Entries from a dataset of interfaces
.....

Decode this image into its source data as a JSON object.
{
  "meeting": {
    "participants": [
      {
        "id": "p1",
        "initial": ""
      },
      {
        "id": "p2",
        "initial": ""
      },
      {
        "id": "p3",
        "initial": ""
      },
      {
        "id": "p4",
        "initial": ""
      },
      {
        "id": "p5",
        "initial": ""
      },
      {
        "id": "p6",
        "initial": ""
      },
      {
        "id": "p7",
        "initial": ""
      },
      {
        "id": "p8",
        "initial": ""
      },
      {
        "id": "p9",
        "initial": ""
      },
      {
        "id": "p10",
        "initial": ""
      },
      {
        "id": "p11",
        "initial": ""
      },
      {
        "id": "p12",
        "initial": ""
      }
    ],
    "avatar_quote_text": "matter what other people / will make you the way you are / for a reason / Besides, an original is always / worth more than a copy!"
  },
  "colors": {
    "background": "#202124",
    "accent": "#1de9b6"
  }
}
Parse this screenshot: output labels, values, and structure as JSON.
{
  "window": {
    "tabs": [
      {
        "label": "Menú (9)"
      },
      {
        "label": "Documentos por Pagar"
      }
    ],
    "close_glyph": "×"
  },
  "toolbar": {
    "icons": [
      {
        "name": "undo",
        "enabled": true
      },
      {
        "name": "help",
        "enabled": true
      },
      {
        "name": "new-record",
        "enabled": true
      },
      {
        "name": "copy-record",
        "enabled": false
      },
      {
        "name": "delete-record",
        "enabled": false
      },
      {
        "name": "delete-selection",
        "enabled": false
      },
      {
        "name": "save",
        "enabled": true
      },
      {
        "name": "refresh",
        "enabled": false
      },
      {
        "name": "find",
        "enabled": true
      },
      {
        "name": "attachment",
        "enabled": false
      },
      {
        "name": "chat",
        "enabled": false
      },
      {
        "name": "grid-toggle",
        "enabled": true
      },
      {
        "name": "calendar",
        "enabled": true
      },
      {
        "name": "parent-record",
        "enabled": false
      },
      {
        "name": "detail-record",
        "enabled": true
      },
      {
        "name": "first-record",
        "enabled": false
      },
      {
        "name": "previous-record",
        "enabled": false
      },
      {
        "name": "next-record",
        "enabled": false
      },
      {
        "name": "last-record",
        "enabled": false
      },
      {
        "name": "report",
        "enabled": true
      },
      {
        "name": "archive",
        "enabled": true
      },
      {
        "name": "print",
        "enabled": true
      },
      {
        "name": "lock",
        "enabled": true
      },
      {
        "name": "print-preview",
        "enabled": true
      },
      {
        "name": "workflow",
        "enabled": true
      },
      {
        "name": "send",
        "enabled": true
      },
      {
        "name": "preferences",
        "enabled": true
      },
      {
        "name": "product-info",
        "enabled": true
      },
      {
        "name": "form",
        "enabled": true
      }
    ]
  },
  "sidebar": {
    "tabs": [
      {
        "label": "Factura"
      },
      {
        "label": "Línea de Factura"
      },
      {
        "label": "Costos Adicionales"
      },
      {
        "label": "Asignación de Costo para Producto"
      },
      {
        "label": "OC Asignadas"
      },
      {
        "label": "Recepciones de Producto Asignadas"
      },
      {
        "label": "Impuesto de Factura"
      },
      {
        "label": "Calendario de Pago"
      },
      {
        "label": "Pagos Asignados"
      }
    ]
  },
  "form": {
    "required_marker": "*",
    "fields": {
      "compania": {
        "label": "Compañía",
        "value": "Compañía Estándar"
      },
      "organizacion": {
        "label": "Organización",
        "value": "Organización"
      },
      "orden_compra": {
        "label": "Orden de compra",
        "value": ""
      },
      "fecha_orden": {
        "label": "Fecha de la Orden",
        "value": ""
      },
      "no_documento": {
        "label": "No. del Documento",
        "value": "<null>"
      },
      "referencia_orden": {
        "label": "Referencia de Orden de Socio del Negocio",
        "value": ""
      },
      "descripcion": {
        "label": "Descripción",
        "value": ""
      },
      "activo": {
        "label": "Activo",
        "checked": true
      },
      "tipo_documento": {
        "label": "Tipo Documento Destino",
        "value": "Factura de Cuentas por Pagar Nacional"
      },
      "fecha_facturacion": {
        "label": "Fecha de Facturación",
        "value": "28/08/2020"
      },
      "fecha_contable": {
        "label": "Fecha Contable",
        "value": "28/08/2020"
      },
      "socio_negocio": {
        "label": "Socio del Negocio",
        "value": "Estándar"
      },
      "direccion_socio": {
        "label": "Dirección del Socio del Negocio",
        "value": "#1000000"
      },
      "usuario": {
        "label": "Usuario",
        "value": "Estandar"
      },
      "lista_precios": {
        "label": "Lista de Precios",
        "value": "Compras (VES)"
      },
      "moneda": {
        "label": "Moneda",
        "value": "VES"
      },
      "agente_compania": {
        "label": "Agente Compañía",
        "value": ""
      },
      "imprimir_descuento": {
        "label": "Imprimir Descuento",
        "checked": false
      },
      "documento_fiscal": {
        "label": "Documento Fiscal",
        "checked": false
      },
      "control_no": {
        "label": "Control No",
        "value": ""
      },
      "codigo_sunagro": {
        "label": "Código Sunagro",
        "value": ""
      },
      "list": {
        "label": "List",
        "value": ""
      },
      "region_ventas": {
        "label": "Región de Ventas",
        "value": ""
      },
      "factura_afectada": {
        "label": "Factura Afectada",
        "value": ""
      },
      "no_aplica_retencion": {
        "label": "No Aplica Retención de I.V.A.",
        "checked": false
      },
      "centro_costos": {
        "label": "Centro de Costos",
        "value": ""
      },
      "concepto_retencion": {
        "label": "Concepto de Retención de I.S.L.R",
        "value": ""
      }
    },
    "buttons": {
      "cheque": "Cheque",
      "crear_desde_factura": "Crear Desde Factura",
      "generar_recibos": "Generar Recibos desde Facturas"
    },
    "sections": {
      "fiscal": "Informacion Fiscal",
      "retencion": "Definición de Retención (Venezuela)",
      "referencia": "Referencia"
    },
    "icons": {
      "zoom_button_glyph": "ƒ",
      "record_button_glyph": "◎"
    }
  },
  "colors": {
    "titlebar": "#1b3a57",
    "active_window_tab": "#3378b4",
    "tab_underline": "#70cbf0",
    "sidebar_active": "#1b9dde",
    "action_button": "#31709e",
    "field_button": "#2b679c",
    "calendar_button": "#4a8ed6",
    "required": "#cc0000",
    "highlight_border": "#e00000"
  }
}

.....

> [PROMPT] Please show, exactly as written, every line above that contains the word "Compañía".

> [PROBLEM SOLUTION]
        "label": "Compañía",
        "value": "Compañía Estándar"
        "label": "Agente Compañía",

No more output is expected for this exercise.